U.S. House approves bill to stop funding Planned Parenthood

Updated: 4:43 p.m. | Posted 1:23 p.m.

Seeking to avert a government shutdown, Republican leaders drove a bill blocking Planned Parenthood's federal funds through the House on Friday, hoping to contain conservatives' demands for a politically risky showdown with President Barack Obama by striking a quick blow against abortion.

The nearly party-line 241-187 vote followed a no-holds-barred debate that included a graphic, poster-sized photo of a scarred, aborted fetus and underscored how abortion has resurfaced as a white-hot political issue. The battle has been rejoined just in time for the 2016 election campaign and next week's historic address to Congress by Pope Francis.

The issue's re-emergence followed the release of secretly recorded videos of Planned Parenthood officials offhandedly discussing how they sometimes procure tissue from aborted fetuses for medical research.

"What does it say about this Congress that today we're here on the House floor debating the killing and harvesting of aborted babies?" said Rep. Marlin Stutzman, R-Ind. "How can there possibly be two sides to this?"

Minnesota's Collin Peterson was one of only two Democrats to vote Friday for the bill to block funding for Planned Parenthood.

But Democrats said the true GOP goal was to whip up conservative voters with legislation that would make it harder for women to get health care. Planned Parenthood, whose clinics provide sexual disease tests, contraception and abortion, says it's done nothing illegal and is being victimized by misleadingly edited videos.

"Enough is enough," said Rep. Debbie Wasserman Schultz, D-Fla., who chairs the Democratic National Committee. "Some of their members are willing to risk women's lives just to score political points."

Planned Parenthood gets around $450 million yearly in federal payments, mostly Medicaid reimbursements for handling low-income patients. That's around one-third of the organization's $1.3 billion annual budget. Practically none of the federal money can be used for abortions.

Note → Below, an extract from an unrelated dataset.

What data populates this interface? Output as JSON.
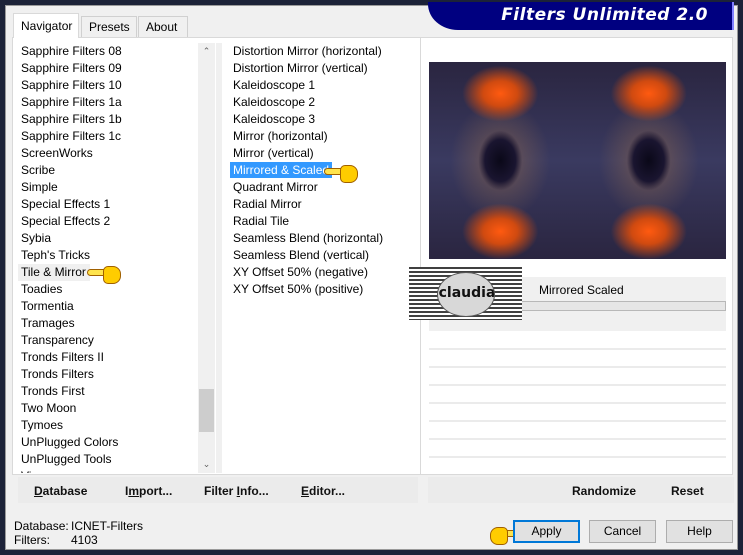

Beyond Friday's bill, some conservatives want to attach language halting Planned Parenthood's payments to broader legislation financing government agencies, which otherwise run out of money next Thursday. Those Republicans say a government shutdown fight would at least produce a veto battle that would show voters where Republicans stand.

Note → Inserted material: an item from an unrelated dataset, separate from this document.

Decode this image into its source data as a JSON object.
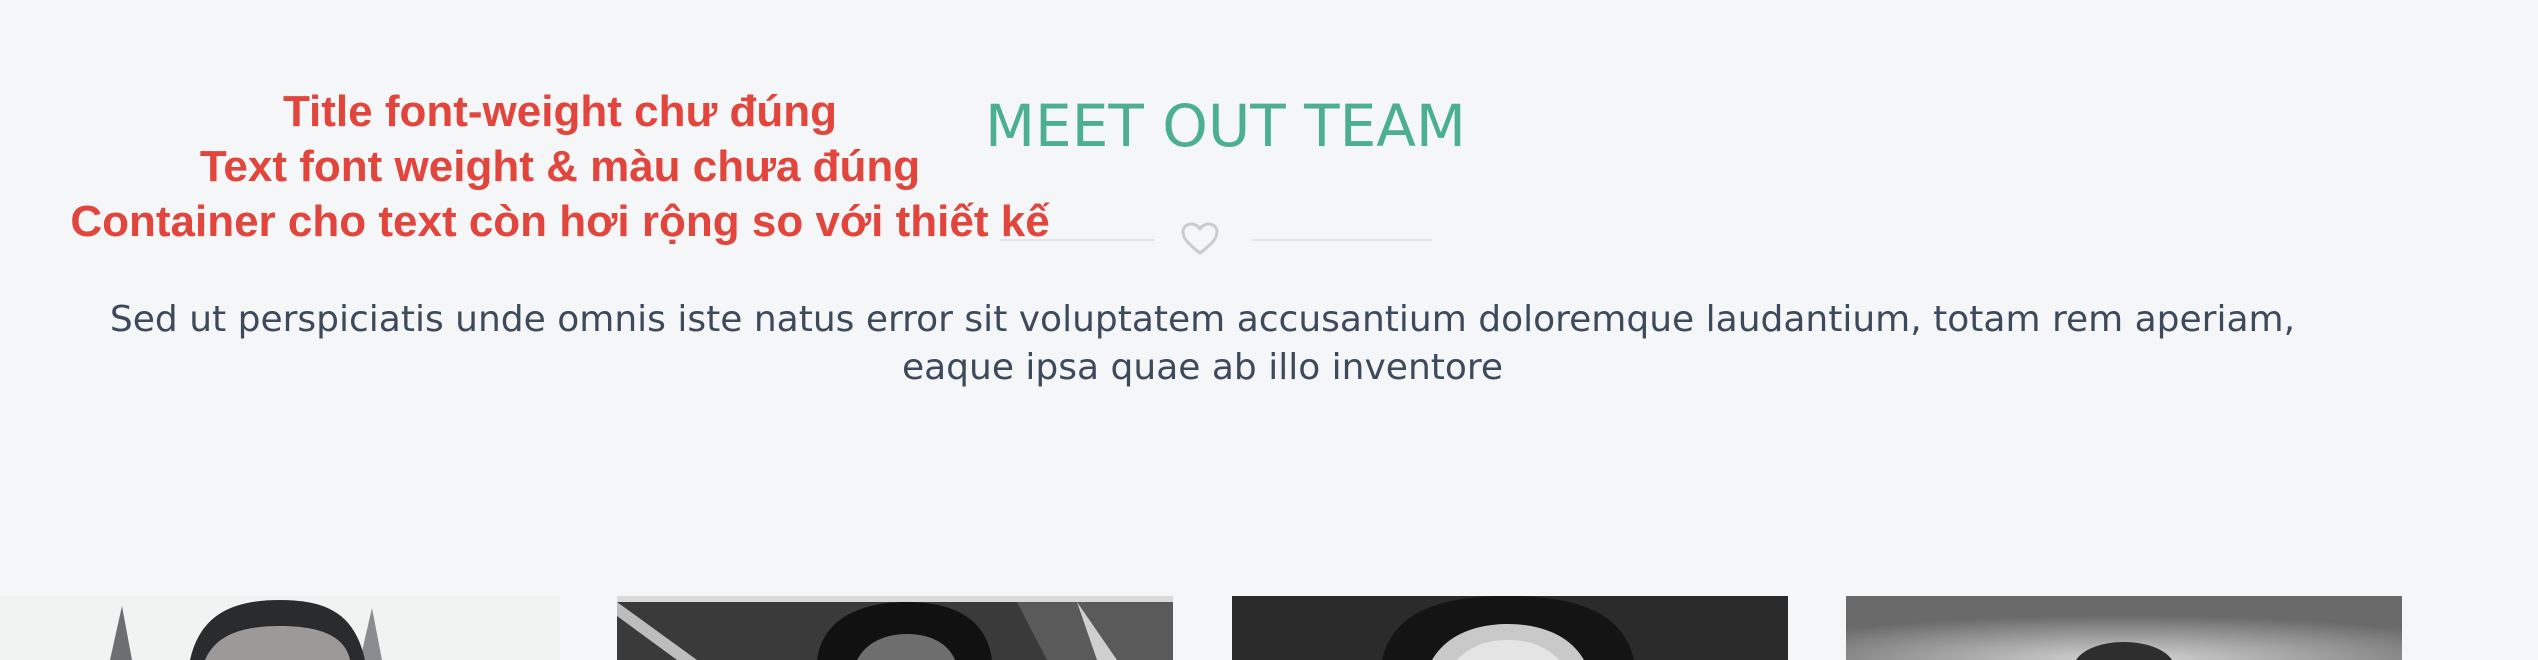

House Speaker John Boehner, R-Ohio, a long-time abortion foe, and virtually all House Republicans favor halting the flow of federal dollars to Planned Parenthood. But Boehner and other GOP leaders say a shutdown battle would be fruitless because they lack enough votes to prevail in the Senate or overcome an Obama veto. They also say voters oppose a shutdown and would punish the GOP in next year's elections if one occurred.

Long unhappy with Boehner and other GOP leaders for not being confrontational enough, some in his party have threatened to force a House vote on removing him from his post if he backs down on this or other upcoming fights over federal borrowing and spending.

The legislation that was voted on Friday, proposed by Rep. Diane Black, R-Tenn., would end federal payments to Planned Parenthood for a year, diverting the money to thousands of community health centers. Republicans say those clinics could handle the displaced Planned Parenthood patients, but Democrats say the centers are overburdened and sometimes distant.

Pressure from conservatives may ultimately force leaders to let Congress vote anyway on a bill that would avert a shutdown only if Planned Parenthood's federal dollars were stopped, a measure certain to die in the Senate. Once defeated, that would likely be followed by a measure temporarily financing government, perhaps into December, that would include Planned Parenthood funds and buy time to resolve disputes over spending, abortion and other issues.

For now, Republican leaders are hoping that investigations by four congressional committees and other anti-abortion bills will relieve some of the pressure.

Along those lines, the House voted 248-177 Friday for another measure, this one by Rep. Trent Franks, R-Ariz., that would impose penalties of up to five years in prison plus fines on doctors who don't try to save infants born alive during abortions.

And the Senate set a vote for Tuesday on a measure banning most late-term abortions, a bill that Democrats were poised to scuttle. Both of those bills also would face likely Senate defeat and an Obama veto threat.

In Friday's House debate, both sides showed they had plenty of steam on the issue.

Franks, who brought the fetus poster to the floor, said Congress' response to the Planned Parenthood videos "is vital to everything those lying out in Arlington Cemetery died to save."

And House Majority Leader Kevin McCarthy, R-Calif., asked, "In the face of these videos, with all the alternatives women have for health, why would you want to force your constituents to pay for something so evil?"

Firing back, Rep. Jan Schakowsky, D-Ill., said Republicans' were relying on deceptively edited videos and had "manufactured a witch hunt." Added Rep. Sam Farr, D-Calif., "Stop being so mean. Solve problems, do not create them."